━━━━━ DATA SHOWN ━━━━━

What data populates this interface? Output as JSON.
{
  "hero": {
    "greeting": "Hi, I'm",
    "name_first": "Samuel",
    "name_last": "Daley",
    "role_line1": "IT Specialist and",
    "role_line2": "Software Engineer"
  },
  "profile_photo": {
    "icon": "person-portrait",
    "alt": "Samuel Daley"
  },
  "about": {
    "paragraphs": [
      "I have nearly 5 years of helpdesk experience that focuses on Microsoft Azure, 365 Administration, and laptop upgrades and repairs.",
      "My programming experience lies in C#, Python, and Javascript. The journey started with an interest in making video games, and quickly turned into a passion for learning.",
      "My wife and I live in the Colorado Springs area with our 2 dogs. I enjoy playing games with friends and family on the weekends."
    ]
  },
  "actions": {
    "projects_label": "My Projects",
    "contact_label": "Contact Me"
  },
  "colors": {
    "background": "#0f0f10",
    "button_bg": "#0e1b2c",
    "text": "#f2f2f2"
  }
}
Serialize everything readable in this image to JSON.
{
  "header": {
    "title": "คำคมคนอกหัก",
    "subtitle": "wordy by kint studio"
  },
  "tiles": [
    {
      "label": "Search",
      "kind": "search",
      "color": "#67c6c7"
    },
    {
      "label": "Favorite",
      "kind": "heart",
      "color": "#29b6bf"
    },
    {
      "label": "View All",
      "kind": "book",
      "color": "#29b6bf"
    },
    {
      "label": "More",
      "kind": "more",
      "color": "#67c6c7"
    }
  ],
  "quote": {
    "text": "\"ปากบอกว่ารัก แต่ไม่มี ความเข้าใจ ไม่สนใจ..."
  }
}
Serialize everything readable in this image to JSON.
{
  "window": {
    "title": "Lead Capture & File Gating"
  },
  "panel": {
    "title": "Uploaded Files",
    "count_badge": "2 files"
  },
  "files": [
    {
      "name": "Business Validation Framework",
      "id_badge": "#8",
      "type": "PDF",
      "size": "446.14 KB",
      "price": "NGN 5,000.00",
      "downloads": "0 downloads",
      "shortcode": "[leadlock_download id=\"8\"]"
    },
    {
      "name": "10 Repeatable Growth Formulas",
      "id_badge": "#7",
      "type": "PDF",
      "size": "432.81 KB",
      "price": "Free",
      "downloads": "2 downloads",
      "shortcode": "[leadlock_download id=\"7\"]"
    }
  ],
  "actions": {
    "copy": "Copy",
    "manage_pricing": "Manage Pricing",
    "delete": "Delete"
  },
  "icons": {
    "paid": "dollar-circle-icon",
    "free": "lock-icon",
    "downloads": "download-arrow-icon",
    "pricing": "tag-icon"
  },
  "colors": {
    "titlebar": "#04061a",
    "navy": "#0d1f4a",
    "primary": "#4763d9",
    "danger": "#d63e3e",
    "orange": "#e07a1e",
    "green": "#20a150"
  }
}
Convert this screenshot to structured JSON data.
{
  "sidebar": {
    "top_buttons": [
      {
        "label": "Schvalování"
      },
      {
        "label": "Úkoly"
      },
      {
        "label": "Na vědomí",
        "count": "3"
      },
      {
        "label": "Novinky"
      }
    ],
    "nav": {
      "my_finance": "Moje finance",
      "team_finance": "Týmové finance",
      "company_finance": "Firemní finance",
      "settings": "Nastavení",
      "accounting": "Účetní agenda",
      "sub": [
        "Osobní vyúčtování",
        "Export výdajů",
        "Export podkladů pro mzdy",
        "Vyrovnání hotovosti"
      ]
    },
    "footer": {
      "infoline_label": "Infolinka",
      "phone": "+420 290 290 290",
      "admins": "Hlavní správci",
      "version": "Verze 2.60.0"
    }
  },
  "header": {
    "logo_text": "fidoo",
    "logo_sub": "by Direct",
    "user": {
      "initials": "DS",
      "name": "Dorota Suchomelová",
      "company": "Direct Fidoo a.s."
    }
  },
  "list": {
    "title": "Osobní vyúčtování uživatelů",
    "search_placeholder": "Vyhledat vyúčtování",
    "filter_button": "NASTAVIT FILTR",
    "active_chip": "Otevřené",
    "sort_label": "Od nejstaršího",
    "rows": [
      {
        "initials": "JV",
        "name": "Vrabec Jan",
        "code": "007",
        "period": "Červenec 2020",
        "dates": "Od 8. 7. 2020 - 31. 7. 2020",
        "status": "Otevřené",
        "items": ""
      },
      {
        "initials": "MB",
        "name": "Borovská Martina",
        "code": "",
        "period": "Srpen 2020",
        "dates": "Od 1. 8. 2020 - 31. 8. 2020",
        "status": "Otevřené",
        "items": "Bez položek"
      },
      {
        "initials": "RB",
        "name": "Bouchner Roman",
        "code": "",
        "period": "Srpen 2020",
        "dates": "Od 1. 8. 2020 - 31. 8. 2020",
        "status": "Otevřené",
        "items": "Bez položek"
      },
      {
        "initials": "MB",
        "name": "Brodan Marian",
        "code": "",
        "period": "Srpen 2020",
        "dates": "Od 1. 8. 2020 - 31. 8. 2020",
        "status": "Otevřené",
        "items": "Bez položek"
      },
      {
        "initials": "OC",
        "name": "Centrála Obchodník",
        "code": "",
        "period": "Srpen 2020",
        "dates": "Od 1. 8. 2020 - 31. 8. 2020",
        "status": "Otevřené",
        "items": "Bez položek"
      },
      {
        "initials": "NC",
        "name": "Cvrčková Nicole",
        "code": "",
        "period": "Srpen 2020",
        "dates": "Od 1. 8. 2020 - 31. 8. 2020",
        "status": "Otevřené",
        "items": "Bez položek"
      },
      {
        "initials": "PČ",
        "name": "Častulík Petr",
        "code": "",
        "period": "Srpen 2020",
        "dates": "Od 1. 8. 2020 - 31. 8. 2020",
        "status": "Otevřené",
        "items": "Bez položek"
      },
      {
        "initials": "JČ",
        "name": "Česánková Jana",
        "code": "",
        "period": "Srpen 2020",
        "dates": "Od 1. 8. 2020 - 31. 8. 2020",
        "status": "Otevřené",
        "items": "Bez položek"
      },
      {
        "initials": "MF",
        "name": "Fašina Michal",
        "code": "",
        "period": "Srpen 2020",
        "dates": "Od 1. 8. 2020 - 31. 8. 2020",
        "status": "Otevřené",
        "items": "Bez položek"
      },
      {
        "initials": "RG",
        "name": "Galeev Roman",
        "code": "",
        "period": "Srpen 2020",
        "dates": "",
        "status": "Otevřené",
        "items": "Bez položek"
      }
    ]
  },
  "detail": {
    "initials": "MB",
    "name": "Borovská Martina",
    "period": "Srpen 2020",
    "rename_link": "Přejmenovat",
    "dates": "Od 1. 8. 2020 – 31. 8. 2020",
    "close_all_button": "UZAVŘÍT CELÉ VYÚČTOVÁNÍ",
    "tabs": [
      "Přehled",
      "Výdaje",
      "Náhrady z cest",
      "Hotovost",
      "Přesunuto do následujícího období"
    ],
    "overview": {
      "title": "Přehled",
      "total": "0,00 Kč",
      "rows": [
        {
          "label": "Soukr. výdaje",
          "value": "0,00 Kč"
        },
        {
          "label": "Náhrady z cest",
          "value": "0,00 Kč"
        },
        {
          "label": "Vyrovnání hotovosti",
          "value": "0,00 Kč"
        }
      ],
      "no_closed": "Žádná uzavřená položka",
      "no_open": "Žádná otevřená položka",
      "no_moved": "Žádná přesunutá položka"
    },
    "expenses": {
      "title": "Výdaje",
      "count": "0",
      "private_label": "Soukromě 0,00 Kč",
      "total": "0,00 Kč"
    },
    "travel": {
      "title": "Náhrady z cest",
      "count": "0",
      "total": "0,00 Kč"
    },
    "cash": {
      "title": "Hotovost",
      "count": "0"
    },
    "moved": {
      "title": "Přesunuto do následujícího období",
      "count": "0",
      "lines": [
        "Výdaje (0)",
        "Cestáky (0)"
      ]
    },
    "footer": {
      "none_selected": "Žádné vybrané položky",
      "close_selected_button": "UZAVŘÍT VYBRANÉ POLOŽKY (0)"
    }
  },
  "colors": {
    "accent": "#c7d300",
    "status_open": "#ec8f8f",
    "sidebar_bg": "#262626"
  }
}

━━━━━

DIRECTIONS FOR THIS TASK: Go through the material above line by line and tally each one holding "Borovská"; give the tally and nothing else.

EXERCISE OUTPUT: 2